  • 2007: The IDF halts the Tavor issue due to recurring malfunctions. Issue resumed later that year following design changes.

  • 2008: The Golani infantry brigade is issued with the Tavor. The new Micro Tavor is submitted to SF units, including PALSAR Givati, for testing and is also issued to senior ranking IDF officers. Tavor sees its first major deployment during the Gaza War at the hands of the Givati and Golani. IDF reports positive feedback from soldiers during the Gaza War and that no further modifications are required.

  • 2009: The IDF selects the Micro Tavor as its standard assault rifle.

  • 2011: The NAHAL infantry brigade is issued with the Tavor.



To date, the Tavor has seen partial but successful adoption with the IDF SF including Oket'z, Egoz, Rimon, PALSAR Golani, PALSAR Givati, YAHALOM, PLASAR 401, PALSAR 7 and Shayetet 13. Interestingly, the first unit the world to adopt Tavor, the Israeli Prison Service Masada, has reverted back to standard M4 used by the other law enforcement SF units.



The IDF initial issue of the Tavor was comprised of CTAR and TAR/M203 variants:



Standard CTAR

IDF Standard CTAR fitted with an ITL MARS.

Designated Marksman CTAR

IDF CTAR in a Designated Marksman configuration – rails, Trijicon ACOG 4x32 and bipod.

TAR / M203 combo

Top - IDF TAR/M203 combo fitted with a leaf sight and an ITL MARS. Bottom - IDF CTAR fitted with an ITL MARS.


The IDF current issue of the Tavor is comprised of Micro Tavor variants:



Standard Micro Tavor

(13" barrel)

From top to bottom: IDF Micro Tavor / M203 combo fitted with a Meprolight GLS203 and a Meprolight Mepro 21; Designated Marksman Micro Tavor fitted with a Trijicon ACOG 4x32 and a forward grip/bipod combo; Standard Micro Tavor fitted with a Meprolight Mepro 21.

Designated Marksman Micro Tavor

(15" barrel)

Micro Tavor / M203 combo



Originally, most IDF Tavor were issued with either ITL MARS or with the less expensive Meprolight Mepro 21. Today, the Tavor can be found fitted with all IDF optics, including the newer Meprolight M5 and Meprolight MOR.

Designated Marksman are issued with:

  • Trijicon ACOG 4x32 for daytime usage.

  • Litton Aquila X4 or New Noga Light Lior X3 for nighttime usage.

  • Bipod.



As with many new weapon systems, opinions on the Tavor vary.
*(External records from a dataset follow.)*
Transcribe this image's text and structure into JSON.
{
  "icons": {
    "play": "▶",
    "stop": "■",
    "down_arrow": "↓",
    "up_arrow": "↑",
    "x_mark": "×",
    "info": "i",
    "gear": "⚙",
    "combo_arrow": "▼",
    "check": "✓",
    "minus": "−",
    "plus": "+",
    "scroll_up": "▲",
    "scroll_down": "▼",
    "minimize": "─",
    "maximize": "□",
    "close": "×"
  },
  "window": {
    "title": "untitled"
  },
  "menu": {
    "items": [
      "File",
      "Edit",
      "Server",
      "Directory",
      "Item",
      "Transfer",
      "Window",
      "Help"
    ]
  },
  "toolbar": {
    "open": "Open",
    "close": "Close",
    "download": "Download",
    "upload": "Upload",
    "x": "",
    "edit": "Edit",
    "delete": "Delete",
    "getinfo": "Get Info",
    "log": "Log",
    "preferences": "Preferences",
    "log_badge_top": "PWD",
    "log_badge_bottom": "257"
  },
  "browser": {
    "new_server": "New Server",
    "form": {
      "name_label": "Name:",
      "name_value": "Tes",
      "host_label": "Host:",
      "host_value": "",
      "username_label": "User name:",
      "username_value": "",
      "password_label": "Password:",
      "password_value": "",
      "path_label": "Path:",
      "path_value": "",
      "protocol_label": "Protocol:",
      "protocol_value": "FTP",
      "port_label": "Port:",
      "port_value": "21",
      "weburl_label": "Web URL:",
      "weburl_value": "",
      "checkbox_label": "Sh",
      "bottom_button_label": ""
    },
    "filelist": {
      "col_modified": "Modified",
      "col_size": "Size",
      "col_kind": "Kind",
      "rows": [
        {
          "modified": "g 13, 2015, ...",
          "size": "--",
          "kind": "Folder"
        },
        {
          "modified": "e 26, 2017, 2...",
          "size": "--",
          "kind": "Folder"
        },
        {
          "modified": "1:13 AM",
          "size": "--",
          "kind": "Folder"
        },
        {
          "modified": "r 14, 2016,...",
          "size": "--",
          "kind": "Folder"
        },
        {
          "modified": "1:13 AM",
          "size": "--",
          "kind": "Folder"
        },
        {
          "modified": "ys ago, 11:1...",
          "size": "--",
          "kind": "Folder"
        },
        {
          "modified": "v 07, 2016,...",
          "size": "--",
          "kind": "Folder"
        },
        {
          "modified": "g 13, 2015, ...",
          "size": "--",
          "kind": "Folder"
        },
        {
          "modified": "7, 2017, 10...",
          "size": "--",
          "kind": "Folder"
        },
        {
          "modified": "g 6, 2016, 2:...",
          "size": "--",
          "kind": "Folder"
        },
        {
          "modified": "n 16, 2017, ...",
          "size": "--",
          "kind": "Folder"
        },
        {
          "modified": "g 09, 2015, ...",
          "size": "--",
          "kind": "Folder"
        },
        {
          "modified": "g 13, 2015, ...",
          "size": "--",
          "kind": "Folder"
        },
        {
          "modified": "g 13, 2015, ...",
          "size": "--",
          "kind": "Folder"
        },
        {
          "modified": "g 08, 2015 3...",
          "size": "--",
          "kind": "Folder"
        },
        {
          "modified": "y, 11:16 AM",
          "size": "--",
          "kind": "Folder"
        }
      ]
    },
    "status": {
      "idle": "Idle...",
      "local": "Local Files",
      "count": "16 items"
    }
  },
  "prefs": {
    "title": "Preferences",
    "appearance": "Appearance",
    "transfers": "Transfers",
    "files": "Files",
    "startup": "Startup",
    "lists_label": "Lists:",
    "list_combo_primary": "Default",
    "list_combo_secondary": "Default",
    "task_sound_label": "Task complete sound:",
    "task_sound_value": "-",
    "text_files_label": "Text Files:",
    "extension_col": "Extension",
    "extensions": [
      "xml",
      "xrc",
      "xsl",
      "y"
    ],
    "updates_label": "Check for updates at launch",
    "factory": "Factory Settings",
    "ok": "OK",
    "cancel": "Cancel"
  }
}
According the IDF, during field tests the Tavor won by few points over the M4A1, however, exact details were never disclosed. As the Tavor is issued primarily to new recruits, who had little or no experience with other weapon platforms, field reviews also lack a benchmark. That said, based on soldiers' reports, the Tavor is considered to be accurate due to its relatively long barrel, a typical merit of the Bullpup design, and is notable for its solid build. The current production variants, which were continuously refined over a decade of extensive IDF usage, are also considered to be reliable.

Soldiers accustomed to the M16 platforms often find the Tavor awkward to shoot and reported slow magazine change, a common issue with the Bullpup design. However, these issues typically diminish after a prolonged training with the Tavor or when the soldiers are issued with the weapon early on in their military service, prior to growing custom to the conventional rifle design of the M4A1.
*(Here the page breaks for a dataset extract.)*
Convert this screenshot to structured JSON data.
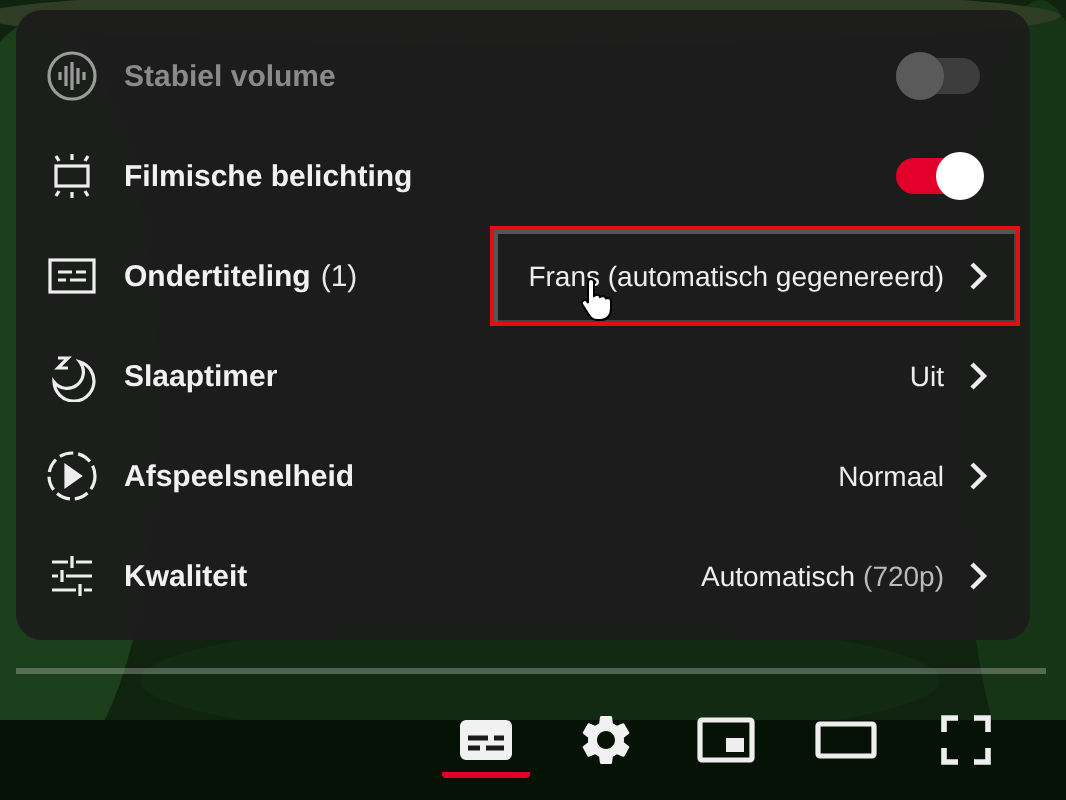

Foreign military personnel, who had a chance to handle both the Tavor and other leading Bullpup platforms such as the British SA80, the French FAMAS and the Austrian AUG, reported that the Tavor is one of the finest Bullpup weapons they used.

Tavor Guide